No matter how impressed or intrigued you were to hear that researchers had found the "smoking gun" for the universe's incredible Big Bang expansion, your reaction cannot compare to that of Andrei Linde.

The Stanford University physicist appeared overwhelmed and on the verge of tears after learning that a team of astronomers had detected the signature of primordial gravitational waves — a key prediction of the theory of cosmic inflation, which Linde helped refine in the early 1980s after it was originally proposed by Alan Guth.

Inflation is the mysterious force that blew up the scale of the infant universe from sub-microscopic to gargantuan in a fraction of a second. <a href="http://www.space.com/25075-cosmic-inflation-universe-expansion-big-bang-infographic.html">See how cosmic inflation theory for the Big Bang and universe's expansion works in this Space.com infographic</a>.
Inflation is the mysterious force that blew up the scale of the infant universe from sub-microscopic to gargantuan in a fraction of a second. See how cosmic inflation theory for the Big Bang and universe's expansion works in this Space.com infographic.
Credit: By Karl Tate, Infographics Artist

Study team member Chao-Lin Kuo, also of Stanford, brought the big news to Linde's front door, and a camera crew caught Linde's reaction on video.

"We didn't expect anybody," Linde said in a video released Monday (March 17) by Stanford. "Renata [Kallosh, Linde's wife] said, 'It's probably some kind of delivery — did you order anything?' Yeah, I ordered it 30 years ago.
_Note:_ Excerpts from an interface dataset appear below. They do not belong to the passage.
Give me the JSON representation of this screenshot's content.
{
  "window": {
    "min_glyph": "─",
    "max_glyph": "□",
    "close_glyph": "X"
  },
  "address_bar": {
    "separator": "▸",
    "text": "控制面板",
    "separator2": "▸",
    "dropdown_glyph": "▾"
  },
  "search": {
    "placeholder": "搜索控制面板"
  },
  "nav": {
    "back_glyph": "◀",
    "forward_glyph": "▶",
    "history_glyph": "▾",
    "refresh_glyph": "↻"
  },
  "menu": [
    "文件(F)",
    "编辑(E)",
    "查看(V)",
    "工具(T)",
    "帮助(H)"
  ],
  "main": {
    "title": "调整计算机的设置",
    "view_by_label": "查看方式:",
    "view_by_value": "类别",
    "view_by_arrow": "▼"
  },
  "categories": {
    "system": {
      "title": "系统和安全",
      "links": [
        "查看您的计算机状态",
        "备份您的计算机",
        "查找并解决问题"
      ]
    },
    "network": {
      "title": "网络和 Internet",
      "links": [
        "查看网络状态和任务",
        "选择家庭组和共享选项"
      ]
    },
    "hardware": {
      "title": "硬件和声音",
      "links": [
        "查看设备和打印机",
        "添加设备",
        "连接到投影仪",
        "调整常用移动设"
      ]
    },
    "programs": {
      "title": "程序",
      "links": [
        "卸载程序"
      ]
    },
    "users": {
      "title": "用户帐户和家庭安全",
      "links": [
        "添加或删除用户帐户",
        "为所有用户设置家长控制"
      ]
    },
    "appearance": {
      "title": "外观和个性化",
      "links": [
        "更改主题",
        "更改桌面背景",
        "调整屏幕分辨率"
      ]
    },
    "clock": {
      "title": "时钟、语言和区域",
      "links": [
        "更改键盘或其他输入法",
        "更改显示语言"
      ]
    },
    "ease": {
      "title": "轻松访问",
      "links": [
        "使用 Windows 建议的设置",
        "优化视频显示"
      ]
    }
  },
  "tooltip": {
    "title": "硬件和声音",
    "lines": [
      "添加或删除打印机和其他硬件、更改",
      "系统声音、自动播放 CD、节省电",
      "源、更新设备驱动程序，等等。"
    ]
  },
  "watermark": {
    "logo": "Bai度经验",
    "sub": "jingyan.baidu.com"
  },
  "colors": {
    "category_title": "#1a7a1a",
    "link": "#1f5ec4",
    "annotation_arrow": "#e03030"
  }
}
Finally, it arrived!"

On Monday, a team of astronomers led by John Kovac of the Harvard-Smithsonian Center for Astrophysics announced that they had found direct evidence of gravitational waves in the cosmic microwave background, the ancient light that began saturating the universe about 380,000 years after the Big Bang.

If the new results hold up, they confirm that the universe did indeed undergo a period of incredible inflation just after the Big Bang, exploding from mere quantum fluctuations into something of macroscopic size in just a few tiny fractions of a second.

"If this is true, this is a moment of understanding of nature of such a magnitude that it just overwhelms," Linde said.

"I always leave with this feeling — what if I'm tricked? What if I believe in this just because it is beautiful?" he added. "So this is really helpful, to have events like that — it's really, really helpful."

Then Linde turned to Kuo: "Thank you so much for doing it."

Follow Mike Wall on Twitter @michaeldwall and Google+. Follow us @Spacedotcom, Facebook or Google+. Originally published on Space.com.